Whenever it is not possible to test for disease causing mutations (either bc too many mutations or disease causing gene not mapped), can use linked markers to perform carrier testing and pre-natal diagnoses.
Disadvantages of indirect testing?
Need correct diagnosis
DNA from family members needed
What are the two ways of flagging chromosomes?
Single nucleotide polymorphisms (SNPs)
Microsatellites (variable # of tandem repeats)
Permanent heritable change in genomic DNA sequence, often used incorrectly to indicate a "bad" change
Sequence variant found at a frequency of at least 1% (at least 2% of people are heterozygotes), often incorrectly used to mean benign
Rare genetic varient
Mutation w/ frequency less than 1%
formation of new combinations of linked genes by crossing over between loci (avg of 3 crossovers per chromosome per generation)
Genes close enough together on same chromosome have tendency to be transmitted together without crossovers

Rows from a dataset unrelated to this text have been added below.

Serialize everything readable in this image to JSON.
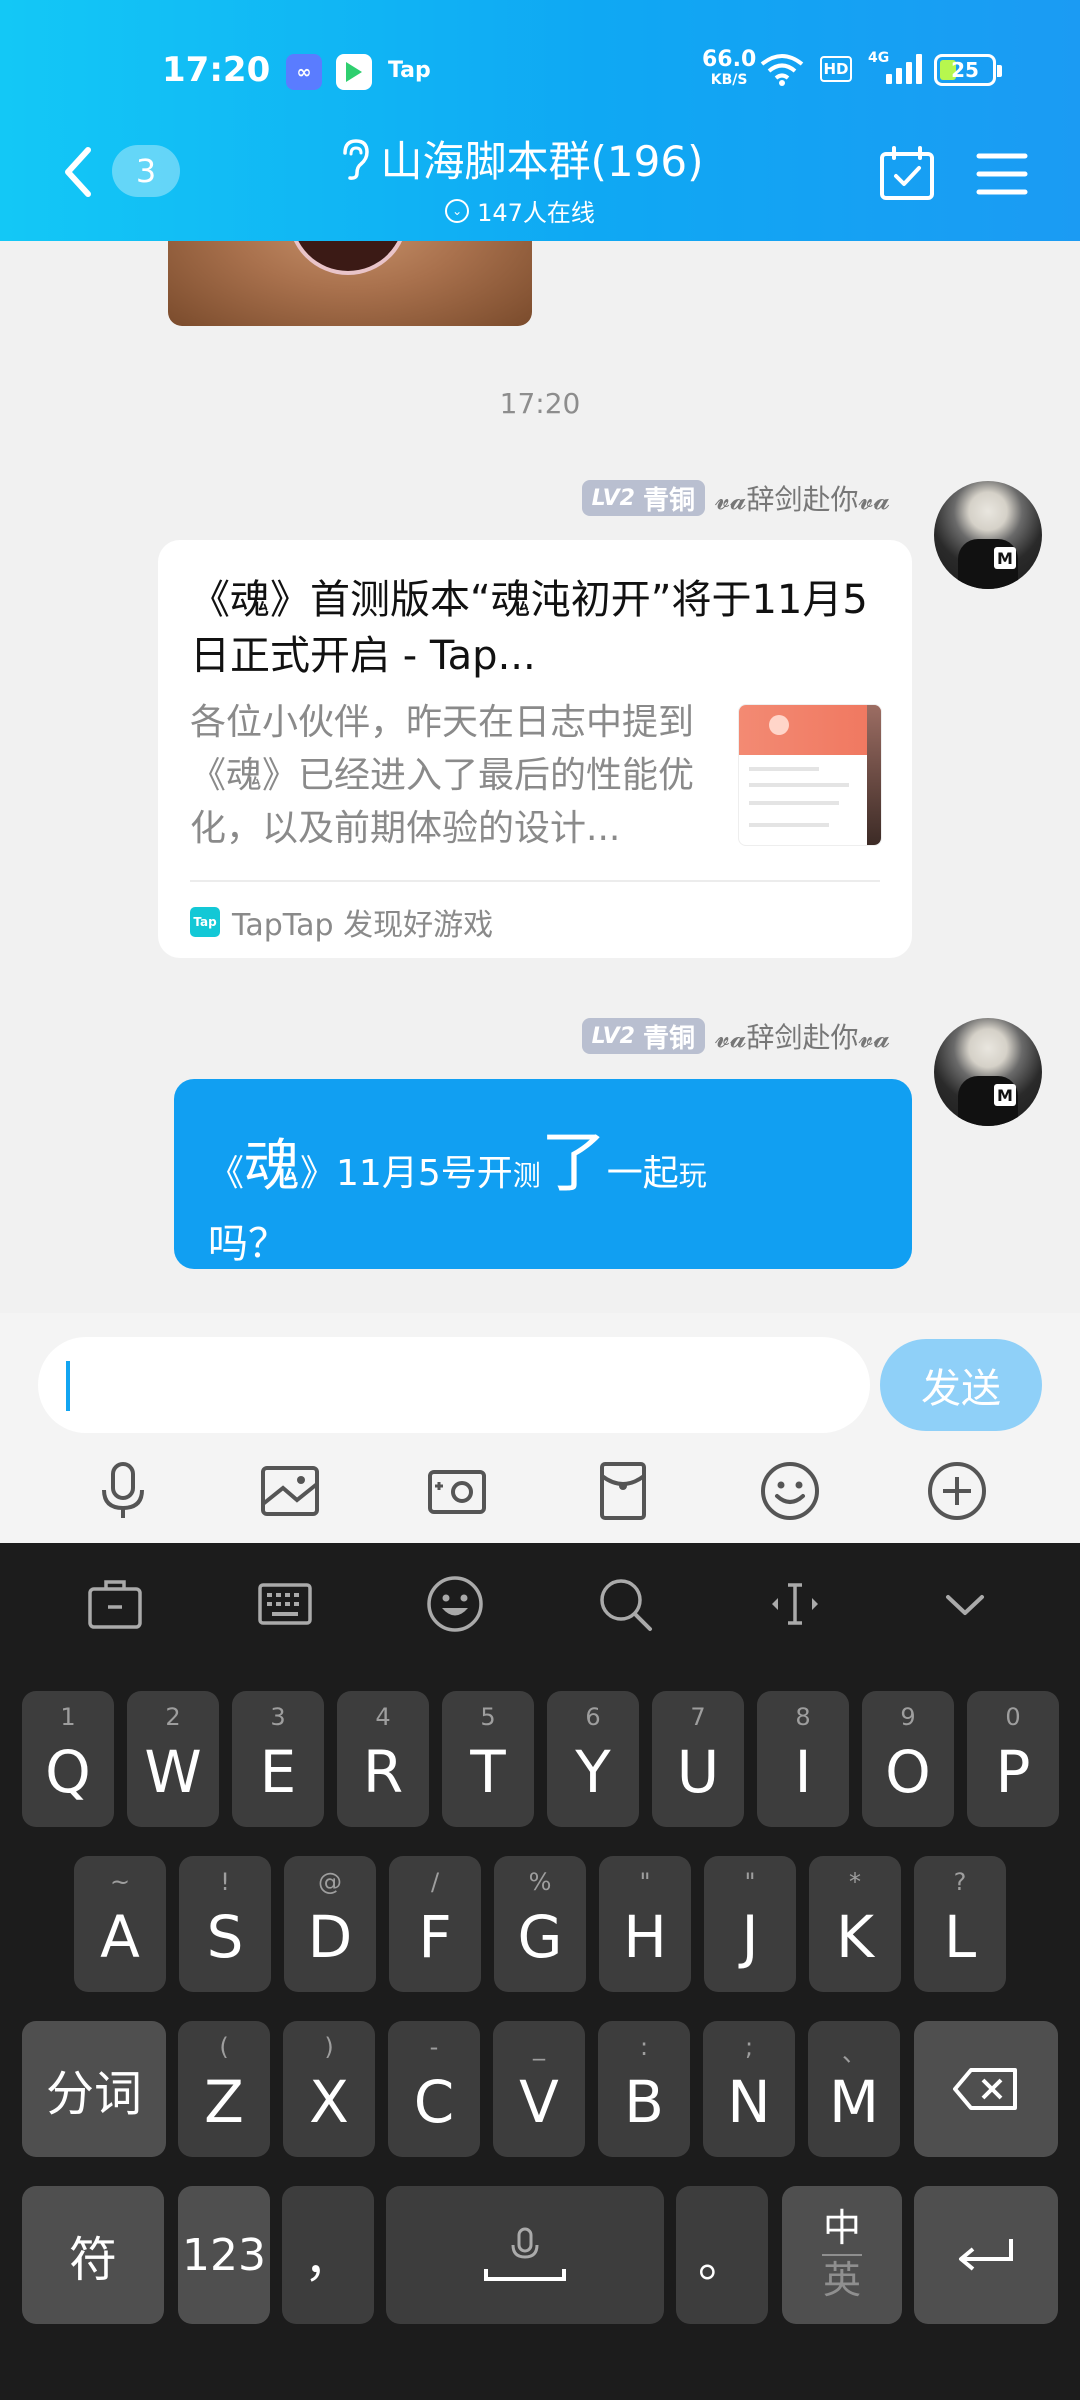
{
  "status_bar": {
    "time": "17:20",
    "app_icon_a": "infinity-app-icon",
    "app_icon_b": "play-app-icon",
    "tap_label": "Tap",
    "net_speed": "66.0",
    "net_speed_unit": "KB/S",
    "hd_label": "HD",
    "signal_label": "4G",
    "battery": "25",
    "battery_color": "#b7f74e"
  },
  "header": {
    "unread_count": "3",
    "title": "山海脚本群(196)",
    "online": "147人在线",
    "accent": "#13c8f6"
  },
  "chat": {
    "timestamp": "17:20",
    "messages": [
      {
        "level_badge": "LV2",
        "level_name": "青铜",
        "sender": "𝓿𝓪辞剑赴你𝓿𝓪",
        "card": {
          "title": "《魂》首测版本“魂沌初开”将于11月5日正式开启 - Tap...",
          "description": "各位小伙伴，昨天在日志中提到《魂》已经进入了最后的性能优化，以及前期体验的设计...",
          "source": "TapTap 发现好游戏",
          "source_icon_label": "Tap"
        }
      },
      {
        "level_badge": "LV2",
        "level_name": "青铜",
        "sender": "𝓿𝓪辞剑赴你𝓿𝓪",
        "text_parts": [
          "《",
          "魂",
          "》11月5号开",
          "测",
          "了",
          "一起",
          "玩"
        ],
        "text_line2": "吗？",
        "bubble_color": "#119ff2"
      }
    ]
  },
  "input": {
    "value": "",
    "send_label": "发送",
    "send_color": "#8fd0f8"
  },
  "toolbar_icons": [
    "microphone-icon",
    "image-icon",
    "camera-icon",
    "red-packet-icon",
    "emoji-icon",
    "plus-icon"
  ],
  "keyboard": {
    "tool_icons": [
      "clipboard-icon",
      "keyboard-icon",
      "emoji-icon",
      "search-icon",
      "text-cursor-icon",
      "collapse-icon"
    ],
    "row1": [
      {
        "k": "Q",
        "s": "1"
      },
      {
        "k": "W",
        "s": "2"
      },
      {
        "k": "E",
        "s": "3"
      },
      {
        "k": "R",
        "s": "4"
      },
      {
        "k": "T",
        "s": "5"
      },
      {
        "k": "Y",
        "s": "6"
      },
      {
        "k": "U",
        "s": "7"
      },
      {
        "k": "I",
        "s": "8"
      },
      {
        "k": "O",
        "s": "9"
      },
      {
        "k": "P",
        "s": "0"
      }
    ],
    "row2": [
      {
        "k": "A",
        "s": "~"
      },
      {
        "k": "S",
        "s": "!"
      },
      {
        "k": "D",
        "s": "@"
      },
      {
        "k": "F",
        "s": "/"
      },
      {
        "k": "G",
        "s": "%"
      },
      {
        "k": "H",
        "s": "\""
      },
      {
        "k": "J",
        "s": "\""
      },
      {
        "k": "K",
        "s": "*"
      },
      {
        "k": "L",
        "s": "?"
      }
    ],
    "row3": [
      {
        "k": "Z",
        "s": "("
      },
      {
        "k": "X",
        "s": ")"
      },
      {
        "k": "C",
        "s": "-"
      },
      {
        "k": "V",
        "s": "_"
      },
      {
        "k": "B",
        "s": ":"
      },
      {
        "k": "N",
        "s": ";"
      },
      {
        "k": "M",
        "s": "、"
      }
    ],
    "segment_label": "分词",
    "symbol_label": "符",
    "numeric_label": "123",
    "comma_label": "，",
    "period_label": "。",
    "lang_top": "中",
    "lang_bottom": "英"
  }
}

group of alleles from closely linked loci - usually inherited as a unit
reciprocal exchange of the segments between chromatids of homologous chromosomes (mechanism of recombination)
Recombination is less likely to occur between tightly linked loci so they tend to go toegether in tandem from parent to offspring.
(ex. markers for cystic fibrosis have been close to CF gene for a long time)
What are the 3 classes of mutations?
1. Linked extragenic markers (label attached to suitcase by a length of string - longer string, increased risk it will get cut off)
2. Intragenic markers (label on suitcase - far less likely to become separated)
3. Disease-causing mutations (bomb inside suitcase)
What is the gene that's the exception for intragenic markers, and why?
For Duchenne Muscular Dystrophy, the dystrophin gene is so big that intragenic markers still have significant recombination rate with disease-causing mutation
Which are more useful... flanking markers or markers on the same side?
Flanking markers - since it would take a double cross over (rather than a single) to cause an error
Alleles at different loci are said to be coupled when they are on the same chromosome (cis)
Alleles at different loci are said to be in repulsion when on opposite chromosomes (in trans)
when mutations are known to be on the same or different chromosome (known to be in coupling or repulsion - phase is known)
When it is not known which mutation is on which homologous chromosome (ie whether the alleles at different loci are in coupling or repulsion - phase not known)
Lod Score (Z)
Statistical method that tests genetic marker data in families to determine whether two loci are linked
Lod score is on log scale
Lod of 3 in an autosome and of 2 in an X-linked is taken as proof of linkage
Lod of -2 = unlinked
^^^ lod = ^^^ likelihood genes are linked